*What you will do*
Check each line of the records below and collect those that include the word "Homepage".
Data Block Start
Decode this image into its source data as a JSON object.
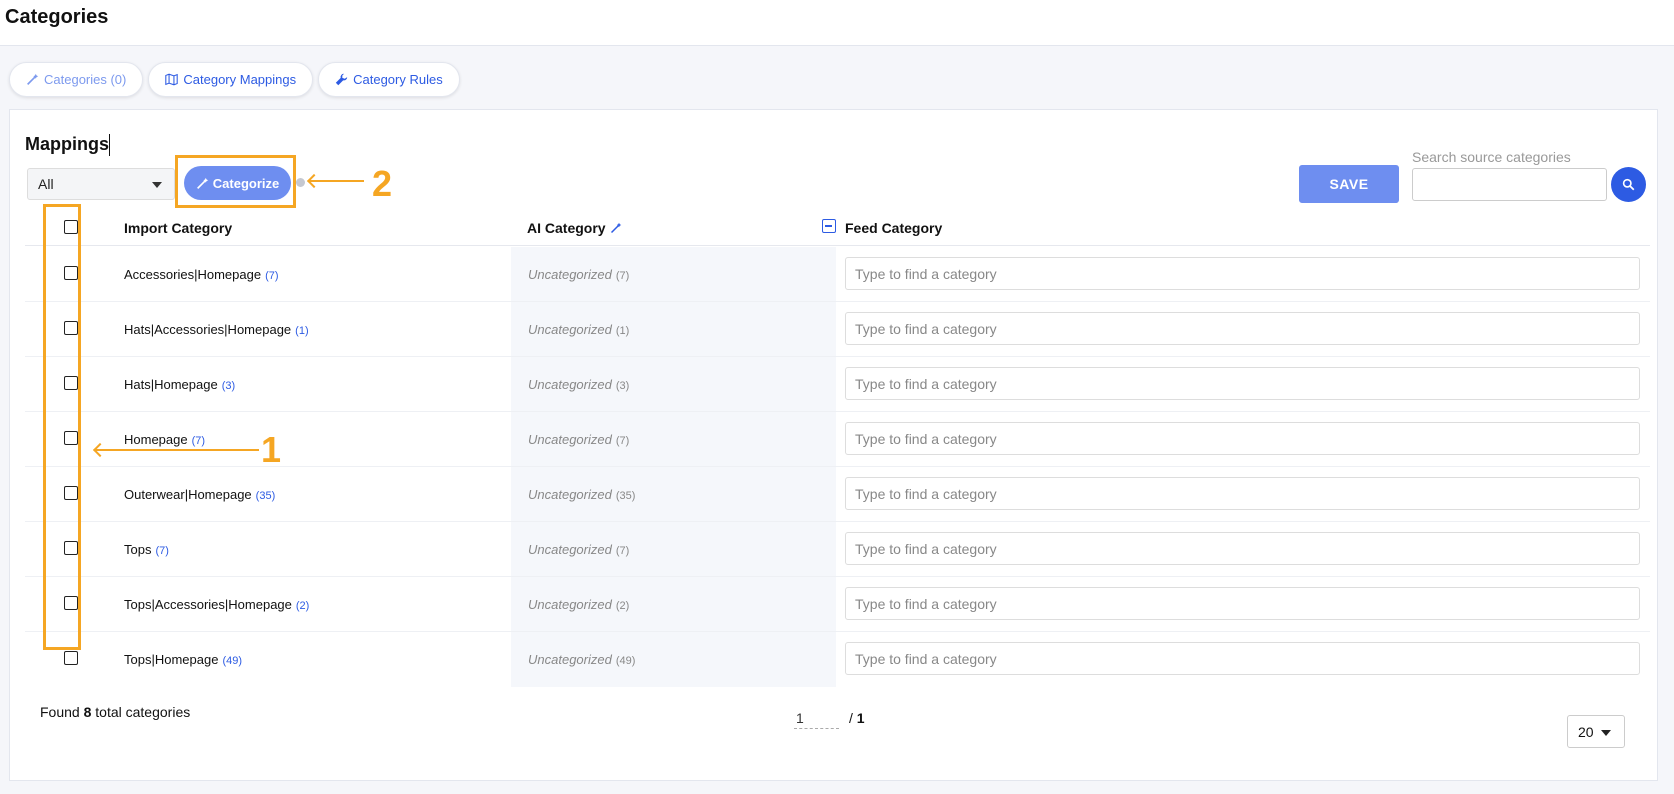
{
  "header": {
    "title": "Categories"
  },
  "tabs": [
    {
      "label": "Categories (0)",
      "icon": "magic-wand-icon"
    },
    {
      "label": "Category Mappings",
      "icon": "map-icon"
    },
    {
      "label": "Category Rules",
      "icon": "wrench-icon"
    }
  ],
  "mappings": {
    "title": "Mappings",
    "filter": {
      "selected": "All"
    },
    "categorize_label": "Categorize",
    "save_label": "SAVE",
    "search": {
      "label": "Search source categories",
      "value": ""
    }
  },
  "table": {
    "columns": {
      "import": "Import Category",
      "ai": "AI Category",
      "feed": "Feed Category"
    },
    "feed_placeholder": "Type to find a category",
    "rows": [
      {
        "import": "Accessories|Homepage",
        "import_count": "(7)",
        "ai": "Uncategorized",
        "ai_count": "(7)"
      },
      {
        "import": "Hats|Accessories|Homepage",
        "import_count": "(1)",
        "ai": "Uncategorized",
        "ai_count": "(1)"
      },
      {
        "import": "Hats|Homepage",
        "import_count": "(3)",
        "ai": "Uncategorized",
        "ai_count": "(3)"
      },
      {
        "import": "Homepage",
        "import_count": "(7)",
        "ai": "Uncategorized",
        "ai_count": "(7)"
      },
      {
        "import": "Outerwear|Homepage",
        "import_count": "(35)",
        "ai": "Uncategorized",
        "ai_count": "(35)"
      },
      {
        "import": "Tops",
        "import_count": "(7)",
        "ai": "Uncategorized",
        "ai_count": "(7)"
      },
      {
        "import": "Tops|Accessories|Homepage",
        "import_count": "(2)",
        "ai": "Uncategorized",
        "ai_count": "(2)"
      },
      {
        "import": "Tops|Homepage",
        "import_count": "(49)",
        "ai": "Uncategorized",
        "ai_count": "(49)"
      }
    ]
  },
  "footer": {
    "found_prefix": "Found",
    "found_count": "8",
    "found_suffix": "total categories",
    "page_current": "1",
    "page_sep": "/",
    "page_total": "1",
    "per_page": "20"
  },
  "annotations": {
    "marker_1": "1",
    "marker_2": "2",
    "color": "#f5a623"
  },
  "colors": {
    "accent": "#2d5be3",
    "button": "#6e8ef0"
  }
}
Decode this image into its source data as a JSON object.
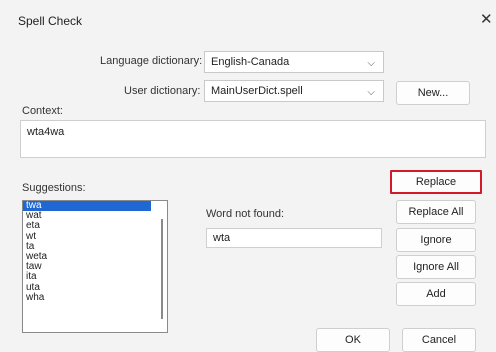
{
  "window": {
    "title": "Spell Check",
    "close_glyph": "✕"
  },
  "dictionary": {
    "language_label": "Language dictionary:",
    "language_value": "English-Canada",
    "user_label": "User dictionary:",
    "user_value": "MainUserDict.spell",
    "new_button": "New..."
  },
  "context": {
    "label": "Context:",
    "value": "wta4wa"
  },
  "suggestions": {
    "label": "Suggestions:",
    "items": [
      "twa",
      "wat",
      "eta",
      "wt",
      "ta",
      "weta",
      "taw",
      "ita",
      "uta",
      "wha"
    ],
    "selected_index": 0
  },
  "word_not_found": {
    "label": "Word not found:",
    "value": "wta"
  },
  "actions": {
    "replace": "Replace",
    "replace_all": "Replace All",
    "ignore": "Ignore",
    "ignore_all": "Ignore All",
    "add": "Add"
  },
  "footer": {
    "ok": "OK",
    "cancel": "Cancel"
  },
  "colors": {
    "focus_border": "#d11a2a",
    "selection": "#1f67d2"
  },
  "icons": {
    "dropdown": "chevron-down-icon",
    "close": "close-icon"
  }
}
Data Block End
*Output for this exercise*
        "import": "Accessories|Homepage",
        "import": "Hats|Accessories|Homepage",
        "import": "Hats|Homepage",
        "import": "Homepage",
        "import": "Outerwear|Homepage",
        "import": "Tops|Accessories|Homepage",
        "import": "Tops|Homepage",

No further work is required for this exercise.